Protesters alleged that UN and French forces did little to intervene in Saturday's violence and called for the sidelined Central African army, the FACA, to assume responsibility for security.
"We are calling for a civil disobedience movement starting now and we demand the immediate redeployment, without conditions, of the FACA," Gervais Lakossa, a civil society leader, said.
Anti-Balaka fighters armed with assault rifles and machetes were seen on Bangui's streets on Sunday as many city residents fled their homes for protected displacement camps.
"The government asks the population not to cede to the manipulation of extremists who are seeking to set the country on fire to satisfy their selfish political ambitions," Dominique Said Paguindji, CAR's security minister, said on state radio.

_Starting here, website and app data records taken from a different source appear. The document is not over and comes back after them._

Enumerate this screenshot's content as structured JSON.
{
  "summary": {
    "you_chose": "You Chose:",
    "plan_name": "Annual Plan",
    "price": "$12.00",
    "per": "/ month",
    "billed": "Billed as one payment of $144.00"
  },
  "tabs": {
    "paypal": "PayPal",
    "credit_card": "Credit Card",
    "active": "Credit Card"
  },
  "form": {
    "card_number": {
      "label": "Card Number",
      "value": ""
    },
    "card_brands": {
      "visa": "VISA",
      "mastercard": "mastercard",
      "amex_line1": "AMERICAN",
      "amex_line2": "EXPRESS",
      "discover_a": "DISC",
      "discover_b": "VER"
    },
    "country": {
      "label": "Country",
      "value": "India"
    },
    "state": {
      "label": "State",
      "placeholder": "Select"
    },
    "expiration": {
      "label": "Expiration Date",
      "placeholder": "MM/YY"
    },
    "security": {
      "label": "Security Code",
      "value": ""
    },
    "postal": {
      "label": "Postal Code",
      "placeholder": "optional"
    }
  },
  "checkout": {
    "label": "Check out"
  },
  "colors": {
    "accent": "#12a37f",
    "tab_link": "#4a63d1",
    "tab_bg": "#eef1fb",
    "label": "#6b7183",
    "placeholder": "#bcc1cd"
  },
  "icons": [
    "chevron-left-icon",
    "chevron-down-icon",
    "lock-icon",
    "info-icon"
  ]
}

Voters are due to elect a new president and parliament on October 18 to replace an interim government led by acting President Catherine Samba-Panza.
Despite lagging preparations and the renewed violence in the capital, Paguindji said the polls would go ahead as scheduled.
Source: Al Jazeera and agencies